  • Being between the ages of 35 and 60 years

Exclusion Criteria:

  • Pregnancy or lactation
  • Use of insulin
  • Severe kidney disease
  • Cardiovascular diseases, stroke, cancer and psychological disorders
  • Brown rice allergies
  • Drug or alcohol abuse

Information from the National Library of Medicine

To learn more about this study, you or your doctor may contact the study research staff using the contact information provided by the sponsor.

Please refer to this study by its ClinicalTrials.gov identifier (NCT number): NCT01022411


Locations
China
Institute for Nutritional Sciences, Chinese Academy of Sciences
Shanghai, China
Sponsors and Collaborators
Chinese Academy of Sciences
Harvard School of Public Health
Investigators
Principal Investigator: Xu Lin, MD, PhD Institute for Nutritional Sciecnes, Chinese Acadamy of Sciences

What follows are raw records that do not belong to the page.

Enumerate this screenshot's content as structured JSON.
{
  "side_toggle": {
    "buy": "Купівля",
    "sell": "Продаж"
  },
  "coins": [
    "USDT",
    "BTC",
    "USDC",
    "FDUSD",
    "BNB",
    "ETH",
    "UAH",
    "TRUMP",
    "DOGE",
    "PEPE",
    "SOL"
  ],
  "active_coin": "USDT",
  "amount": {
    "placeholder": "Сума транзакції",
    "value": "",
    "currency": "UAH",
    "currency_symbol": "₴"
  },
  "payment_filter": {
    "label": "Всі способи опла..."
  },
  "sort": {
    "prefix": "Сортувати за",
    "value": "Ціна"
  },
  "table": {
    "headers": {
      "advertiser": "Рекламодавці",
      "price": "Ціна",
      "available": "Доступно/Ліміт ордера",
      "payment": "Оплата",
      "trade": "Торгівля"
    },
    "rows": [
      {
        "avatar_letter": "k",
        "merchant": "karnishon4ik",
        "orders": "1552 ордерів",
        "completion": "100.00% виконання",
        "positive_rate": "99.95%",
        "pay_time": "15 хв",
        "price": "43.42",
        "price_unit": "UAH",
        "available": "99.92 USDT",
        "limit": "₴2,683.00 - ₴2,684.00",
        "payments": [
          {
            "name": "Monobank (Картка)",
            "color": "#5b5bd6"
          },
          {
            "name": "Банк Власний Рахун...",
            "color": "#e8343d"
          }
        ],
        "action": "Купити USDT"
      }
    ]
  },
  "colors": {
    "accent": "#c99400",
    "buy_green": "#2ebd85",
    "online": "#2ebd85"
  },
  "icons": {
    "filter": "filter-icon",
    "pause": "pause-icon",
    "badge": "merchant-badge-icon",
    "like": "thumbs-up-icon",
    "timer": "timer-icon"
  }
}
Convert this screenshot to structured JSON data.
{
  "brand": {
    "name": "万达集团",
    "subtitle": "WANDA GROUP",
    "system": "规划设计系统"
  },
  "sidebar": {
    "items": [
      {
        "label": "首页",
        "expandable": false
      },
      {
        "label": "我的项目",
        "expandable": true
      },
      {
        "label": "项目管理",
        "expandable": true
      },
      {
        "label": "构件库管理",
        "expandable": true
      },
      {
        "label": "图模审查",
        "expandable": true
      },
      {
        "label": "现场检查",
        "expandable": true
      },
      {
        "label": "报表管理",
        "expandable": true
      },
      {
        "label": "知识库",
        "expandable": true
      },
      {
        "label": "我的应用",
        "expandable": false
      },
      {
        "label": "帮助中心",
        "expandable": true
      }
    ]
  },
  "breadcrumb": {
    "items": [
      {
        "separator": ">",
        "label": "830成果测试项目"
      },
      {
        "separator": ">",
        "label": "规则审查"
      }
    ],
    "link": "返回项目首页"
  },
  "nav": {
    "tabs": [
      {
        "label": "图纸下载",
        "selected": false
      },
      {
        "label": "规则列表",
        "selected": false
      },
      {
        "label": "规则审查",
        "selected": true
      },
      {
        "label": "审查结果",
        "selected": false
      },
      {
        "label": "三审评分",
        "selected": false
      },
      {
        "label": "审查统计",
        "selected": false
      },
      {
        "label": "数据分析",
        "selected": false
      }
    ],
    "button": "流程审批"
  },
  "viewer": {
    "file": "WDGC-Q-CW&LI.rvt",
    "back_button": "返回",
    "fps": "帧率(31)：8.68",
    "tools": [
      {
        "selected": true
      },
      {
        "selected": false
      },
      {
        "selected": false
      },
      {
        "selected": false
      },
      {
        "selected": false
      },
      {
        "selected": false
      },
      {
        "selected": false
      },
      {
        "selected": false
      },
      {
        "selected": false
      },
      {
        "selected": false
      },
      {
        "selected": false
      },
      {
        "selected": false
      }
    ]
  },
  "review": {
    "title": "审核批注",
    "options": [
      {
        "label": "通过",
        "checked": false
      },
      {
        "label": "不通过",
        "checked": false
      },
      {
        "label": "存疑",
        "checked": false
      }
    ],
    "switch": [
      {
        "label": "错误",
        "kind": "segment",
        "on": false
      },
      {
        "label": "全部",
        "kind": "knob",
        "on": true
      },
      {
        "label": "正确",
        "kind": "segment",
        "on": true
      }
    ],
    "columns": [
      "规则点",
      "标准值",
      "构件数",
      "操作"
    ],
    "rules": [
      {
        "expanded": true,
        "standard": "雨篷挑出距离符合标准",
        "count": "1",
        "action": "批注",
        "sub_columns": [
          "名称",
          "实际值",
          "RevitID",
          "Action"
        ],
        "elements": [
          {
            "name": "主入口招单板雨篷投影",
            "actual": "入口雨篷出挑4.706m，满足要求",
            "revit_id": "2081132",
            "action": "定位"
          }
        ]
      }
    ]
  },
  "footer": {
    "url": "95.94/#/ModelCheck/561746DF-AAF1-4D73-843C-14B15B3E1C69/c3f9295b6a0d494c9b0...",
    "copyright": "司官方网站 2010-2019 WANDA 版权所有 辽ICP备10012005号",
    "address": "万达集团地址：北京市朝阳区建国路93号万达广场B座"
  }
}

Publications automatically indexed to this study by ClinicalTrials.gov Identifier (NCT Number):
Responsible Party: Xu Lin, Principal Investigator, Institute for Nutritional Sciences, Chinese Academy of Sciences
ClinicalTrials.gov Identifier: NCT01022411     History of Changes
Other Study ID Numbers: KSCX1-YW-02-BR
First Posted: December 1, 2009    Key Record Dates
Last Update Posted: October 21, 2010
Last Verified: October 2010

Keywords provided by Chinese Academy of Sciences:
brown rice
white rice
diabetes risk

Additional relevant MeSH terms:
Syndrome
Metabolic Syndrome X
Disease
Pathologic Processes
Insulin Resistance
Hyperinsulinism
Glucose Metabolism Disorders
Metabolic Diseases